Focus on low-cost steps to improve pediatric safety
The NPRP emphasizes the importance of pediatric-focused patient safety practices. The emphasis is on capturing weight in kilograms, capturing full vital signs, and ensuring accurate and safe dosing for children. The following actions will close much of the pediatric safety gap:
- Review hospital policies. Do a quick review of hospital and ED policies to ensure they support kilogram-based weighing.
- Optimize computer systems. Work with hospital IT to make sure the electronic health record (EHR) captures weights in kilograms by default. Weight-based dosing should also be enabled within the system.
- Check weight scales. Check all scales in the ED to make sure they are set to kilograms. In addition, configure the settings to block any attempt to switch a scale back to pounds.
- Check tools and resources. Do a sweep of the ED to make sure all tools and resources are up to date with respect to kilogram-based weight and appropriate dosing (for example, Broselow tape measures, quick-reference sheets, pediatric reference books).
- Check drugs. Review all the medications given to children in the ED and make sure pediatric-specific dosing is available. For instance, if an anaphylaxis kit is dosed for adults, the nurse will have to perform dosing calculations before it can be used for a child. To speed up care and remove opportunities for error, make sure the ED stocks pediatric-specific anaphylaxis kits.
- Check MTP protocols. Many centers have a global massive transfusion protocol (MTP) that must be adjusted on the fly for pediatric use. Work with your blood bank to develop a pediatric-specific MTP.
Adopt pediatric-focused policies, procedures and protocols
A key part of pediatric readiness is ensuring that policies, procedures and protocols reflect the emergency care needs of children.
The Pediatric Readiness in the Emergency Department Checklist specifies several aspects of pediatric emergency care that should be addressed in hospital policy and guidelines. Effective guidelines should cover all stages of care, from triage and assessment to treatment and follow-up.
One good source for pediatric trauma guidelines is the Pediatric Trauma Society’s “Clinical Resources” page. In addition, you may be able to tap other hospital units for assistance. For example, the labor and delivery (L&D) unit likely has a policy on perinatal death. Emergency and trauma leaders can adapt these existing protocols to create a policy for death of a child in the ED.
If your hospital is part of a system, it is important to review guidelines at the system level. Even if there is not a separate pediatric policy, individual policies should include pediatric carve-outs that address the specific needs of children.
Identify existing sources of pediatric equipment, supplies and medications
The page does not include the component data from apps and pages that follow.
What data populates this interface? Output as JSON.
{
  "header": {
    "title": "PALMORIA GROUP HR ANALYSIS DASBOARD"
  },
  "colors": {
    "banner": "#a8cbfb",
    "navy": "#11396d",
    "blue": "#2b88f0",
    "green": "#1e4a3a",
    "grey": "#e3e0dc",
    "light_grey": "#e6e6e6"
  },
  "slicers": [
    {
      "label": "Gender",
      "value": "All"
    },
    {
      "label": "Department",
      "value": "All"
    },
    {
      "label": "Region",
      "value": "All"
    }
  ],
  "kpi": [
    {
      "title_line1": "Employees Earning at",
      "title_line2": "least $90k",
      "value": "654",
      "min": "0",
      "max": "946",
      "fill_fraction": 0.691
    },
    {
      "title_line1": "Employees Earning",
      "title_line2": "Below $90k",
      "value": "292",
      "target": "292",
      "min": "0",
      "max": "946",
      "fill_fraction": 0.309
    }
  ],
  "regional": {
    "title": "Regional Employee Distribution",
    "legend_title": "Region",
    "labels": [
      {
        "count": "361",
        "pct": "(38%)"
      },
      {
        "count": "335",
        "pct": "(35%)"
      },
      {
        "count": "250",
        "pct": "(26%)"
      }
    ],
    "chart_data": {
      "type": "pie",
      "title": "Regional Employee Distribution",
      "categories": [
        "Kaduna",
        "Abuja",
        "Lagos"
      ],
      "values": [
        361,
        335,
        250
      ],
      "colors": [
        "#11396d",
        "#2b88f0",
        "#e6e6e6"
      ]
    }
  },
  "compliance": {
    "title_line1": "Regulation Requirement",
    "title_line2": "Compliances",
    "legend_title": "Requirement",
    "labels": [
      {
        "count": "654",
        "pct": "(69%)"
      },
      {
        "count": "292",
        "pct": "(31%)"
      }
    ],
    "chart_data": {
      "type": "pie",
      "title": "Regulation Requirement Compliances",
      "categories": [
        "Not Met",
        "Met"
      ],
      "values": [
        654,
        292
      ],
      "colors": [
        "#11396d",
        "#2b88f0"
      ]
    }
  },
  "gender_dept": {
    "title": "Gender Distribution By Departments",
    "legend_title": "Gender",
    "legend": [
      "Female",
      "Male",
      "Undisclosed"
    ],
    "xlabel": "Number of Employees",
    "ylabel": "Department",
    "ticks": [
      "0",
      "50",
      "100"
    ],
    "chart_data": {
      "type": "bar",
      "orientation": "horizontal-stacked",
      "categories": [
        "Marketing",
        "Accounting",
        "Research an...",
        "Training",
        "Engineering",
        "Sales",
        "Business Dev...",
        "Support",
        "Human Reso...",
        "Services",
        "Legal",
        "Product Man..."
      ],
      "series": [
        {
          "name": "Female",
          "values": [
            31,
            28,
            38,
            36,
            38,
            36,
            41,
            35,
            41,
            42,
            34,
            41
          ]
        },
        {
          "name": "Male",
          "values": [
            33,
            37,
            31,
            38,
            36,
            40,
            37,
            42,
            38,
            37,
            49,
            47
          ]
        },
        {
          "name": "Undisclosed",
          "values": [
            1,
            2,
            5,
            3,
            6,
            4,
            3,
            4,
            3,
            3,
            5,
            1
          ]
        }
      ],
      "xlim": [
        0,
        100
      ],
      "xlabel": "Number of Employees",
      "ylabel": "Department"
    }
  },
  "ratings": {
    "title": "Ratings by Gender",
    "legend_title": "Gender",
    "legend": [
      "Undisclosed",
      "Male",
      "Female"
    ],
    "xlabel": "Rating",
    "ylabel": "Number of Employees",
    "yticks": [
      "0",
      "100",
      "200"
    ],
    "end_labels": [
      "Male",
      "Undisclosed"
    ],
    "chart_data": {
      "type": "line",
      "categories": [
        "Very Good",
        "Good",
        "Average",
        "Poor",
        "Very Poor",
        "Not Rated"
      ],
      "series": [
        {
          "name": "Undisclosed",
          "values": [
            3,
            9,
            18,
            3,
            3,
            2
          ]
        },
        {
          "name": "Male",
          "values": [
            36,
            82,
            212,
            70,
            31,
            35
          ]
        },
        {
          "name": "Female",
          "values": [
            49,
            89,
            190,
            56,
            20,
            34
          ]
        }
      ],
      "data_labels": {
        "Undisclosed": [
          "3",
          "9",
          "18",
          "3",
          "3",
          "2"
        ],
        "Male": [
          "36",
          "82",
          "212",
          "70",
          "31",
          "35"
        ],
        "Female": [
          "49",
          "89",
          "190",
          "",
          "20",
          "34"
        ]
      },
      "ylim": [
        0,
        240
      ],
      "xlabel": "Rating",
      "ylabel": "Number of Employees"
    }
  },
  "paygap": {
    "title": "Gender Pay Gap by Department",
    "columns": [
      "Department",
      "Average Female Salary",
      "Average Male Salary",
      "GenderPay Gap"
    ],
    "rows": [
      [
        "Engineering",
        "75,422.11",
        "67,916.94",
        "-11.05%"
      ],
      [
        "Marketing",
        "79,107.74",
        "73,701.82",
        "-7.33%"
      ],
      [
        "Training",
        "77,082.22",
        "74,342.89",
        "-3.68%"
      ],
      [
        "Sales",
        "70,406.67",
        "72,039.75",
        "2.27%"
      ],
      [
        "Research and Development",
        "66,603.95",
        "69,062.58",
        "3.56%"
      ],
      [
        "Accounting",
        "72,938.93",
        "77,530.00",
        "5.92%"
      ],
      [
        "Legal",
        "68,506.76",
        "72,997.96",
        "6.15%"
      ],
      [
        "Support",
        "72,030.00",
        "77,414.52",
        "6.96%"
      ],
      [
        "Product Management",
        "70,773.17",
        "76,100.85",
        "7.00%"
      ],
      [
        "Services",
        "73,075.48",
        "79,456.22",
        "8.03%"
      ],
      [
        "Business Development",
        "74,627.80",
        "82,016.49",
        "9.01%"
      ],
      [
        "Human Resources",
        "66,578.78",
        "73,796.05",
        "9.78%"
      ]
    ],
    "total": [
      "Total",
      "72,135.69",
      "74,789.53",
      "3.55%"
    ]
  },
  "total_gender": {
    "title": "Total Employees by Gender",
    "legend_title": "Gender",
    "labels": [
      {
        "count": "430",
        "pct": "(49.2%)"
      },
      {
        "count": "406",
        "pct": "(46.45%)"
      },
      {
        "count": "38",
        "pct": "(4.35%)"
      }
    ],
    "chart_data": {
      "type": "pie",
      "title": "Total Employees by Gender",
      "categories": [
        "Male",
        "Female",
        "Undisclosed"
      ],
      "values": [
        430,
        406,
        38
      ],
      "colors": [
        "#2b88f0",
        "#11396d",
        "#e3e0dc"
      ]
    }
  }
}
The greater part of pediatric readiness is simply the availability of pediatric-specific equipment, supplies and medications. In fact, this category accounts for 33 points (out of 100) in the NPRP readiness score.
Begin by conducting an inventory of pediatric-specific equipment and supplies to identify any gaps in resources. According to the most recent study of pediatric readiness, EDs commonly lack infant-sized nonrebreather masks, pediatric-sized Magill forceps, pediatric-specific difficult airway kits and neonatal blood pressure cuffs.
The direct costs associated with these supplies can create a financial obstacle. My recommendation is to reach out to other units to identify existing sources of pediatric-specific material.
For example, the neonatal intensive care unit (NICU) in your center likely stocks infant endotracheal tubes and related equipment. Similarly, OR inventory may already include child-sized vascular access and monitoring supplies. Other potential sources of pediatric-specific supplies include L&D and (if the hospital is pediatric cardiology center) the Cath Lab.
Supply sharing strategies are ideal for high-cost, low-utilization items. This approach also provides access to staff in other hospital units who know how to use pediatric equipment and supplies and are available to help ED staff provide excellent pediatric care.